::: Source information :::

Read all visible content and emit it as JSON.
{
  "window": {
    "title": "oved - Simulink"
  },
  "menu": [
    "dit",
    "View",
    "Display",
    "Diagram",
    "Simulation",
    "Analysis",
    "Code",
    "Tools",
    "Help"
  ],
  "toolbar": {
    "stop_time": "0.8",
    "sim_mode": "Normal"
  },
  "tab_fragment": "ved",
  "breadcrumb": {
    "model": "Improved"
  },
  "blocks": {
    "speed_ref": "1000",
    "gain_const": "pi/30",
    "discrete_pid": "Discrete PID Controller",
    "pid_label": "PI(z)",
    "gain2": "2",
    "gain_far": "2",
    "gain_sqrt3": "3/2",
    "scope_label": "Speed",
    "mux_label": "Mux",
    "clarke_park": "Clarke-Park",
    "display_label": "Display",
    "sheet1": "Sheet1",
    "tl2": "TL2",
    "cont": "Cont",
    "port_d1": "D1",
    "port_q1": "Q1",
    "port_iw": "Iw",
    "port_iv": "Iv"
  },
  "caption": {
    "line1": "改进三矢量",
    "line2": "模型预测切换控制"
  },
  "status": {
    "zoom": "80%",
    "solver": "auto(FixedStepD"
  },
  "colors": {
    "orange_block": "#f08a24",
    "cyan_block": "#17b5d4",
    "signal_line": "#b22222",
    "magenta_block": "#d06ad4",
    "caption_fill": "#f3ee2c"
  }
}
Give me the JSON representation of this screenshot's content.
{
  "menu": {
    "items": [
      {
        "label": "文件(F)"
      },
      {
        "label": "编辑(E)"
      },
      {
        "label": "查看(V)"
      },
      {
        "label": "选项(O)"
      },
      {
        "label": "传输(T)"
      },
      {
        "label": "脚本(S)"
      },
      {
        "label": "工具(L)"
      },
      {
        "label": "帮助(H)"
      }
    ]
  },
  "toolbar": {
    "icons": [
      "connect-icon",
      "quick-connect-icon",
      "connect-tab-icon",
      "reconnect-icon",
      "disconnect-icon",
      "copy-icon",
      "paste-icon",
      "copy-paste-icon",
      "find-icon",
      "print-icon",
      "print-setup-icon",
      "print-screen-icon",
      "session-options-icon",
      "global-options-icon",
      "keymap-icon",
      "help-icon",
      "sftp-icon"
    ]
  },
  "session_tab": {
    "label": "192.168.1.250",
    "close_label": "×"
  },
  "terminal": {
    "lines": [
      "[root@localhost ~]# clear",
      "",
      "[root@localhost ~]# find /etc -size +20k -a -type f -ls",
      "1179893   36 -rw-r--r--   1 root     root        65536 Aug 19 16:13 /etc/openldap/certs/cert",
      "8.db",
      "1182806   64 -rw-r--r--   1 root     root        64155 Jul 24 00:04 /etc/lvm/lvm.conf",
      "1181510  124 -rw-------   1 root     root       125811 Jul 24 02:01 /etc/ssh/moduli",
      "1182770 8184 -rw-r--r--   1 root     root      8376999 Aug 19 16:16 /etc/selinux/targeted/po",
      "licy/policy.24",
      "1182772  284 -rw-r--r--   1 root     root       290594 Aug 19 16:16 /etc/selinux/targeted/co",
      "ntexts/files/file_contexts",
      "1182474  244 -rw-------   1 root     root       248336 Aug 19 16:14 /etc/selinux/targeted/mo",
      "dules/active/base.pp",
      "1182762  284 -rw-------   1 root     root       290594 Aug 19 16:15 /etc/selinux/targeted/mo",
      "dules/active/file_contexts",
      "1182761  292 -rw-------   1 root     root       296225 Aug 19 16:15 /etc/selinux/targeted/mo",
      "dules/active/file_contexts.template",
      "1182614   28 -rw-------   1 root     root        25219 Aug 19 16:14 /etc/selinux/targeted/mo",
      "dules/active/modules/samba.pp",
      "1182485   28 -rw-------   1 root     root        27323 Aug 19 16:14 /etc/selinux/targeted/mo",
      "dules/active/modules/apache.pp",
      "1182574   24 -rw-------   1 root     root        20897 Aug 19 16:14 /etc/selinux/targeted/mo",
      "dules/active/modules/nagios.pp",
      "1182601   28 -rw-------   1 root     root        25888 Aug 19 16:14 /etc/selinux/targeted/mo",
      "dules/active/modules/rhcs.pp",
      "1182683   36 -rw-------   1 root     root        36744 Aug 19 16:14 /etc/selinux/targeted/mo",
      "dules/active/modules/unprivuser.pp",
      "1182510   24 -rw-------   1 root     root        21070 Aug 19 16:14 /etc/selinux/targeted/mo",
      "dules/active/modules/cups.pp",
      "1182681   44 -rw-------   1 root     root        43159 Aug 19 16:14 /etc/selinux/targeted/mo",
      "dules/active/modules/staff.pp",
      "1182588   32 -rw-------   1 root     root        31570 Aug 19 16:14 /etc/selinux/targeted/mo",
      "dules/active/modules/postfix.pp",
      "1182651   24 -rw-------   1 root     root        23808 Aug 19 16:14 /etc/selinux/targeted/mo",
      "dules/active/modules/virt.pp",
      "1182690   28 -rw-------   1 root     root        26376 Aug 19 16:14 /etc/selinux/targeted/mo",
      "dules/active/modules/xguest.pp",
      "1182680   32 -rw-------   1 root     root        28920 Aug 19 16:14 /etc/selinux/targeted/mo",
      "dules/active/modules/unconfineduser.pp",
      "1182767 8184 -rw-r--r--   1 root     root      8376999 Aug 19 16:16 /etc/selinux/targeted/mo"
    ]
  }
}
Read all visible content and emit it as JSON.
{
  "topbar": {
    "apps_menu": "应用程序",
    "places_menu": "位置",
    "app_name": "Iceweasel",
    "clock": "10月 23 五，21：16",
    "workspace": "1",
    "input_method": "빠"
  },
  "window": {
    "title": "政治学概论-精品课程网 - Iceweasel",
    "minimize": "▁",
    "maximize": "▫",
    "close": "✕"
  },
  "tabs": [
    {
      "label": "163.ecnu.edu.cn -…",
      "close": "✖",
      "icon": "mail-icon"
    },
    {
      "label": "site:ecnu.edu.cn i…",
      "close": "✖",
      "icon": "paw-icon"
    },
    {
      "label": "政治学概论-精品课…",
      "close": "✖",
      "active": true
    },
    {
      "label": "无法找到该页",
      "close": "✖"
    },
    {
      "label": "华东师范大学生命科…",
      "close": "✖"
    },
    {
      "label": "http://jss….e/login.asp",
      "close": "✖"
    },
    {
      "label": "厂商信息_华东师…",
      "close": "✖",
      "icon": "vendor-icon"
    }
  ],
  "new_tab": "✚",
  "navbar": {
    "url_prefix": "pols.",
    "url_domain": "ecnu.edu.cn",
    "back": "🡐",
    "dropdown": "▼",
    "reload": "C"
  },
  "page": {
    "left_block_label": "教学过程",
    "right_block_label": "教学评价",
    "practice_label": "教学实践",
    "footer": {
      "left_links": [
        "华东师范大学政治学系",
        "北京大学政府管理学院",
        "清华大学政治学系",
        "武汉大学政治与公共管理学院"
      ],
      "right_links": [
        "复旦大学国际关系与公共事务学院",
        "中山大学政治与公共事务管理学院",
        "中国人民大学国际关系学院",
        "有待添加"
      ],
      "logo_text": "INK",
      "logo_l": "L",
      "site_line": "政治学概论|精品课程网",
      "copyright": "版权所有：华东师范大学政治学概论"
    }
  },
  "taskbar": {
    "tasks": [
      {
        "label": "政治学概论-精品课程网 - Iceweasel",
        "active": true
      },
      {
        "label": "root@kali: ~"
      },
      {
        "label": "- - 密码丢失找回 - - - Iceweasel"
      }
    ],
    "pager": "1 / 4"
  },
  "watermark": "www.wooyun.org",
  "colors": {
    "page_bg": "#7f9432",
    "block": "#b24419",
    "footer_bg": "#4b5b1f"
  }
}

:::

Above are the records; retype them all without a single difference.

Read all visible content and emit it as JSON.
{
  "window": {
    "title": "oved - Simulink"
  },
  "menu": [
    "dit",
    "View",
    "Display",
    "Diagram",
    "Simulation",
    "Analysis",
    "Code",
    "Tools",
    "Help"
  ],
  "toolbar": {
    "stop_time": "0.8",
    "sim_mode": "Normal"
  },
  "tab_fragment": "ved",
  "breadcrumb": {
    "model": "Improved"
  },
  "blocks": {
    "speed_ref": "1000",
    "gain_const": "pi/30",
    "discrete_pid": "Discrete PID Controller",
    "pid_label": "PI(z)",
    "gain2": "2",
    "gain_far": "2",
    "gain_sqrt3": "3/2",
    "scope_label": "Speed",
    "mux_label": "Mux",
    "clarke_park": "Clarke-Park",
    "display_label": "Display",
    "sheet1": "Sheet1",
    "tl2": "TL2",
    "cont": "Cont",
    "port_d1": "D1",
    "port_q1": "Q1",
    "port_iw": "Iw",
    "port_iv": "Iv"
  },
  "caption": {
    "line1": "改进三矢量",
    "line2": "模型预测切换控制"
  },
  "status": {
    "zoom": "80%",
    "solver": "auto(FixedStepD"
  },
  "colors": {
    "orange_block": "#f08a24",
    "cyan_block": "#17b5d4",
    "signal_line": "#b22222",
    "magenta_block": "#d06ad4",
    "caption_fill": "#f3ee2c"
  }
}
Give me the JSON representation of this screenshot's content.
{
  "menu": {
    "items": [
      {
        "label": "文件(F)"
      },
      {
        "label": "编辑(E)"
      },
      {
        "label": "查看(V)"
      },
      {
        "label": "选项(O)"
      },
      {
        "label": "传输(T)"
      },
      {
        "label": "脚本(S)"
      },
      {
        "label": "工具(L)"
      },
      {
        "label": "帮助(H)"
      }
    ]
  },
  "toolbar": {
    "icons": [
      "connect-icon",
      "quick-connect-icon",
      "connect-tab-icon",
      "reconnect-icon",
      "disconnect-icon",
      "copy-icon",
      "paste-icon",
      "copy-paste-icon",
      "find-icon",
      "print-icon",
      "print-setup-icon",
      "print-screen-icon",
      "session-options-icon",
      "global-options-icon",
      "keymap-icon",
      "help-icon",
      "sftp-icon"
    ]
  },
  "session_tab": {
    "label": "192.168.1.250",
    "close_label": "×"
  },
  "terminal": {
    "lines": [
      "[root@localhost ~]# clear",
      "",
      "[root@localhost ~]# find /etc -size +20k -a -type f -ls",
      "1179893   36 -rw-r--r--   1 root     root        65536 Aug 19 16:13 /etc/openldap/certs/cert",
      "8.db",
      "1182806   64 -rw-r--r--   1 root     root        64155 Jul 24 00:04 /etc/lvm/lvm.conf",
      "1181510  124 -rw-------   1 root     root       125811 Jul 24 02:01 /etc/ssh/moduli",
      "1182770 8184 -rw-r--r--   1 root     root      8376999 Aug 19 16:16 /etc/selinux/targeted/po",
      "licy/policy.24",
      "1182772  284 -rw-r--r--   1 root     root       290594 Aug 19 16:16 /etc/selinux/targeted/co",
      "ntexts/files/file_contexts",
      "1182474  244 -rw-------   1 root     root       248336 Aug 19 16:14 /etc/selinux/targeted/mo",
      "dules/active/base.pp",
      "1182762  284 -rw-------   1 root     root       290594 Aug 19 16:15 /etc/selinux/targeted/mo",
      "dules/active/file_contexts",
      "1182761  292 -rw-------   1 root     root       296225 Aug 19 16:15 /etc/selinux/targeted/mo",
      "dules/active/file_contexts.template",
      "1182614   28 -rw-------   1 root     root        25219 Aug 19 16:14 /etc/selinux/targeted/mo",
      "dules/active/modules/samba.pp",
      "1182485   28 -rw-------   1 root     root        27323 Aug 19 16:14 /etc/selinux/targeted/mo",
      "dules/active/modules/apache.pp",
      "1182574   24 -rw-------   1 root     root        20897 Aug 19 16:14 /etc/selinux/targeted/mo",
      "dules/active/modules/nagios.pp",
      "1182601   28 -rw-------   1 root     root        25888 Aug 19 16:14 /etc/selinux/targeted/mo",
      "dules/active/modules/rhcs.pp",
      "1182683   36 -rw-------   1 root     root        36744 Aug 19 16:14 /etc/selinux/targeted/mo",
      "dules/active/modules/unprivuser.pp",
      "1182510   24 -rw-------   1 root     root        21070 Aug 19 16:14 /etc/selinux/targeted/mo",
      "dules/active/modules/cups.pp",
      "1182681   44 -rw-------   1 root     root        43159 Aug 19 16:14 /etc/selinux/targeted/mo",
      "dules/active/modules/staff.pp",
      "1182588   32 -rw-------   1 root     root        31570 Aug 19 16:14 /etc/selinux/targeted/mo",
      "dules/active/modules/postfix.pp",
      "1182651   24 -rw-------   1 root     root        23808 Aug 19 16:14 /etc/selinux/targeted/mo",
      "dules/active/modules/virt.pp",
      "1182690   28 -rw-------   1 root     root        26376 Aug 19 16:14 /etc/selinux/targeted/mo",
      "dules/active/modules/xguest.pp",
      "1182680   32 -rw-------   1 root     root        28920 Aug 19 16:14 /etc/selinux/targeted/mo",
      "dules/active/modules/unconfineduser.pp",
      "1182767 8184 -rw-r--r--   1 root     root      8376999 Aug 19 16:16 /etc/selinux/targeted/mo"
    ]
  }
}
Read all visible content and emit it as JSON.
{
  "topbar": {
    "apps_menu": "应用程序",
    "places_menu": "位置",
    "app_name": "Iceweasel",
    "clock": "10月 23 五，21：16",
    "workspace": "1",
    "input_method": "빠"
  },
  "window": {
    "title": "政治学概论-精品课程网 - Iceweasel",
    "minimize": "▁",
    "maximize": "▫",
    "close": "✕"
  },
  "tabs": [
    {
      "label": "163.ecnu.edu.cn -…",
      "close": "✖",
      "icon": "mail-icon"
    },
    {
      "label": "site:ecnu.edu.cn i…",
      "close": "✖",
      "icon": "paw-icon"
    },
    {
      "label": "政治学概论-精品课…",
      "close": "✖",
      "active": true
    },
    {
      "label": "无法找到该页",
      "close": "✖"
    },
    {
      "label": "华东师范大学生命科…",
      "close": "✖"
    },
    {
      "label": "http://jss….e/login.asp",
      "close": "✖"
    },
    {
      "label": "厂商信息_华东师…",
      "close": "✖",
      "icon": "vendor-icon"
    }
  ],
  "new_tab": "✚",
  "navbar": {
    "url_prefix": "pols.",
    "url_domain": "ecnu.edu.cn",
    "back": "🡐",
    "dropdown": "▼",
    "reload": "C"
  },
  "page": {
    "left_block_label": "教学过程",
    "right_block_label": "教学评价",
    "practice_label": "教学实践",
    "footer": {
      "left_links": [
        "华东师范大学政治学系",
        "北京大学政府管理学院",
        "清华大学政治学系",
        "武汉大学政治与公共管理学院"
      ],
      "right_links": [
        "复旦大学国际关系与公共事务学院",
        "中山大学政治与公共事务管理学院",
        "中国人民大学国际关系学院",
        "有待添加"
      ],
      "logo_text": "INK",
      "logo_l": "L",
      "site_line": "政治学概论|精品课程网",
      "copyright": "版权所有：华东师范大学政治学概论"
    }
  },
  "taskbar": {
    "tasks": [
      {
        "label": "政治学概论-精品课程网 - Iceweasel",
        "active": true
      },
      {
        "label": "root@kali: ~"
      },
      {
        "label": "- - 密码丢失找回 - - - Iceweasel"
      }
    ],
    "pager": "1 / 4"
  },
  "watermark": "www.wooyun.org",
  "colors": {
    "page_bg": "#7f9432",
    "block": "#b24419",
    "footer_bg": "#4b5b1f"
  }
}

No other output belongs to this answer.